Home-Sharing Risks in the Age of Airbnb
The meteoric rise of Airbnb is the most obvious sign of the growth in U.S. home-sharing. According to Pew Research, 11% of all U.S. adults have used home-sharing services and it’s estimated that there are now over half a million Airbnb listings nationwide.
Clearly, home-sharing is a trend for property casualty insurers to watch. Renting out a single room or an entire home, typically for a short period, carries with it diverse potential exposures. Risks include damage to the premises or personal property in the premises, theft of the homeowner’s personal property and bodily injury to guests while staying in the home.
A few insurance carriers have already started to offer endorsements to add coverage for home-sharing activities and more are expected to follow as demand grows.
One endorsement being offered in a handful of states provides limited coverage for personal property up to $10,000 per rental period. Another endorsement includes protection for rental of other structures, increased protection for personal property and coverage for theft of personal property from the part of a residence rented to others.
Meanwhile, ISO has developed endorsements for use with their homeowner’s policies to address new exposures that are expected to become effective March 1, 2017. The endorsements can be divided into four different types:

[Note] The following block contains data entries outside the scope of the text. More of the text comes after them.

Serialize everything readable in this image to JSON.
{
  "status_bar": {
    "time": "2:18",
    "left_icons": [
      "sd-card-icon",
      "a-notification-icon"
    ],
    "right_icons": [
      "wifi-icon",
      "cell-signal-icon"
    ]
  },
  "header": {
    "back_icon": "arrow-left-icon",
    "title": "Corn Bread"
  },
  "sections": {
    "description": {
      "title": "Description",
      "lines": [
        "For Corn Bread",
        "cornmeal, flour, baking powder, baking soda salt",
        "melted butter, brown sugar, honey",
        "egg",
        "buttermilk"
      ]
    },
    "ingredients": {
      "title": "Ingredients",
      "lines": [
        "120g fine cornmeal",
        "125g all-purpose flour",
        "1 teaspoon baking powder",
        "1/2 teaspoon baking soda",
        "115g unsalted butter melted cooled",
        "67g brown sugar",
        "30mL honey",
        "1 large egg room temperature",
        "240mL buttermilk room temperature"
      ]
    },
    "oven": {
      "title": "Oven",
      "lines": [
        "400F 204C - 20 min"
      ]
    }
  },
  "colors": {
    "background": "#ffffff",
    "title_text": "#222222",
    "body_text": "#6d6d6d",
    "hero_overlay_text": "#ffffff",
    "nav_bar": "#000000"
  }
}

1. Endorsements that exclude home-sharing but preserve the traditional homeowner’s coverage
2. Endorsements that include coverage for home-sharing host (homeowner’s) activities
3. An endorsement that increases the limits for damage to property of others
4. Other endorsements that need to be revised as a result of the introduction of the endorsements discussed in numbers 1) and 2) above
The endorsements introduce new definitions, including home-sharing host activities, home-sharing network platform, and home-sharing occupant. The current definition of “business” has also been revised to incorporate home-sharing.
The endorsements which preserve the traditional homeowner’s coverages are mandatory and specifically exclude home-sharing activities. ISO has also drafted home-sharing broadening endorsements for each of its homeowner’s policies, with the intention of providing coverage for hosts of home-sharing participants. The endorsements provide property coverage for other structures and landlord furnishings, as well as property coverage for losses as a result of theft.
The broadening endorsement also addresses liability and provides, for example, coverage for personal injury arising out of home-sharing host activities and the rental of an insured location for home-sharing host activities.
It’s predicted that home-sharing use is going to quadruple in the next few years, with clear implications for insurers and insureds. If you have any questions about restricting or broadening your homeowner’s coverage, or if you would like to discuss personal umbrella coverage for which there are no similar ISO Endorsements available, please don’t hesitate to contact us.